**Work request:** Only lines containing "name" are wanted from the data below. Copy those lines.

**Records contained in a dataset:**

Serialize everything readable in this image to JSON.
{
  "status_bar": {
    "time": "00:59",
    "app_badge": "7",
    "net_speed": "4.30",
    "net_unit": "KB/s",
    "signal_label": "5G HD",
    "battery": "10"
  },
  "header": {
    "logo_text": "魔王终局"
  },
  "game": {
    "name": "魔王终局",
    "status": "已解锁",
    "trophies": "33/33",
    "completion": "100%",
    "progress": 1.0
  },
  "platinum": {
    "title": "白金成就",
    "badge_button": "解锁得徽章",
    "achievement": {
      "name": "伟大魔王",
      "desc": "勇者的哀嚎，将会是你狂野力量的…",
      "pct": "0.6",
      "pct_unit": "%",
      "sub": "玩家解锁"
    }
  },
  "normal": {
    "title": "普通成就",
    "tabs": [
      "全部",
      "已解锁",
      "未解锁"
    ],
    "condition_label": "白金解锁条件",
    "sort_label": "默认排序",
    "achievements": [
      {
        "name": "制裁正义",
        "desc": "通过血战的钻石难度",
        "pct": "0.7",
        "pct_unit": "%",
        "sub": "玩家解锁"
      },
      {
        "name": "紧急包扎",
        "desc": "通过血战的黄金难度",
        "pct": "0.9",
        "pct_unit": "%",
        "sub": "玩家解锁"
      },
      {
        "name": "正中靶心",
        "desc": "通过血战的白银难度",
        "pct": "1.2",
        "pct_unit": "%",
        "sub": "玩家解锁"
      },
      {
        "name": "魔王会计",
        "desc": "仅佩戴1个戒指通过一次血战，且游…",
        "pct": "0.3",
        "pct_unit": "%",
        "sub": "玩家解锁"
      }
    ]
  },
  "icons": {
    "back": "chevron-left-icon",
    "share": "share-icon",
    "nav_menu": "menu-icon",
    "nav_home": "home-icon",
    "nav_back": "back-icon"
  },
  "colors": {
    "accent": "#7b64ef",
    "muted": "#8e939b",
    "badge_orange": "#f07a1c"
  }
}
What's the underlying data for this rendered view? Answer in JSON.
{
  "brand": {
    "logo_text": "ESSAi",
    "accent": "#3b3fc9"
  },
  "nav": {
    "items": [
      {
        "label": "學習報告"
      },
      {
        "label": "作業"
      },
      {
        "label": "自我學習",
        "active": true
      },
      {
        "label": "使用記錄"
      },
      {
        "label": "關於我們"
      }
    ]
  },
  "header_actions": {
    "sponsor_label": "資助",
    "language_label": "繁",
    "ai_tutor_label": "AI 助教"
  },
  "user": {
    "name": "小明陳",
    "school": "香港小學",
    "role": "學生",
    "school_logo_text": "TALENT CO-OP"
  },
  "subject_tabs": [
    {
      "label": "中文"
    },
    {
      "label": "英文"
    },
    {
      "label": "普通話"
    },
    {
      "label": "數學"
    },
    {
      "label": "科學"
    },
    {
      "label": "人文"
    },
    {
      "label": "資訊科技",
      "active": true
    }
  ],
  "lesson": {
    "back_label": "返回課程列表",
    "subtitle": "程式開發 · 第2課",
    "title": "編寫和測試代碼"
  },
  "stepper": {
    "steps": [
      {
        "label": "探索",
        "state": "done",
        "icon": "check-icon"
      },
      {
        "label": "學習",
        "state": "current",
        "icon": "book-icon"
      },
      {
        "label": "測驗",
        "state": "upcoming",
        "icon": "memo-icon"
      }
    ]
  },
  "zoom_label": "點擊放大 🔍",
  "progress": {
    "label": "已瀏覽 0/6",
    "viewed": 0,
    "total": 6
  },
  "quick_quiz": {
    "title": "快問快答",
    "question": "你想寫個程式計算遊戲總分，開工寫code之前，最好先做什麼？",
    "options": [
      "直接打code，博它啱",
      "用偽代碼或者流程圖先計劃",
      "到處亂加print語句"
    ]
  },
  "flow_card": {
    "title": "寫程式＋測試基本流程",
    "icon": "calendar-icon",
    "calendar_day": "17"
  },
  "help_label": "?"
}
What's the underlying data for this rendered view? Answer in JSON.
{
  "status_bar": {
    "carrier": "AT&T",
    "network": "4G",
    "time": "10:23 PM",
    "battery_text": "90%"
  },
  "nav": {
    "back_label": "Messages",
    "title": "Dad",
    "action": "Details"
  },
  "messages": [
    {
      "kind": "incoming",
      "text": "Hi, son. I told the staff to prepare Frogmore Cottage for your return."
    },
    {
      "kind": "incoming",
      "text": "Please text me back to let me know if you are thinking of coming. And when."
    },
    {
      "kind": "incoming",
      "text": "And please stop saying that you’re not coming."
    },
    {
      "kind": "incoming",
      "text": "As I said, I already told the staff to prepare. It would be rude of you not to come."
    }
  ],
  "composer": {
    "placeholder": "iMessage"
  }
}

**Answer to this problem:**
    "name": "魔王终局",
      "name": "伟大魔王",
        "name": "制裁正义",
        "name": "紧急包扎",
        "name": "正中靶心",
        "name": "魔王会计",
    "name": "小明陳",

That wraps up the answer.